Chapter 5 – The Meaning of Each of the Essential Dignities

 In this chapter you’ll find some general characteristics for the five essential dignities: ruler, exaltation, triplicity, term and face. At page 127 is a table with key words associated with these dignities. Starting from these key words Lee Lehman gives many descriptive explanations for dignities, but it just seems to much! There are the same things explained over and over again, it seemed pretty boring to me.

dignities table

In Chapter 6 – A Statistical Interlude the author is trying to determine the influence of terms (both Chaldean and Egyptian) making a few tests. She selected a number of charts from different categories (suicide, scientist, sport champions) and counted the terms for each planet.

In the final, we can see that the planet that rules the category (for example, Mars for sport champions) obtained more points that usually, on a normal pattern. Even the results apparently validates the importance of terms I won’t give to much credit to such a test. Why? Because I don’t see terms so important to determine a person belong to a category or another. For example, more points in the term of Saturn won’t drive you to suicide because can be many other (not even major) aspects that can change this influence.

Probably, I just don’t believe terms are so important an if Lee Lehman is making those test it is clear that she also has doubts.

Chapter 7 – Detriment, Falls and Peregrines means several pages where you can find short descriptions for every planet detriment and fall.

In Chapter 8 – Conclusions there are the final words.


Conclusion. If I would have to say quickly, at my first impression, some words about this book I think would be: “too much noise for nothing”. But, then, if you think for a moment you realize that you can’t say “for nothing” because dignities are a very important part in astrology and one could write a whole interesting book about this subject.

So, back to my reasoning, why this impression? Why “too much noise for nothing?”.  Maybe, because this book presents shortly the five dignities associated with some main characteristics, ideas repeated in different chapters, but the rest of the book is somewhat near the subject.

You can read about history, botany, statistics, all connected with dignities, but the book doesn’t seem to touch the essential points. It is a surface play. It doesn’t have those clear, rational statements that gives you a better understanding of the subject.
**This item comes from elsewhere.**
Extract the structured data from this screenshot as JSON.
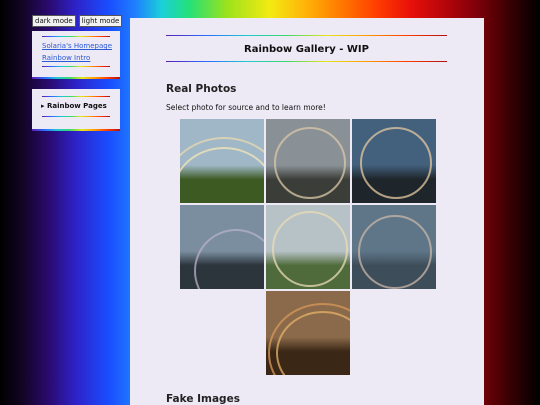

If  a medium astrologer reads this book I don’t think will have much to learn and to integrate in his astrological system. Maybe I am a little too harsh, but it is my purpose here to criticize and to present a clear point of view about the astrological books I read. My evaluation is 6.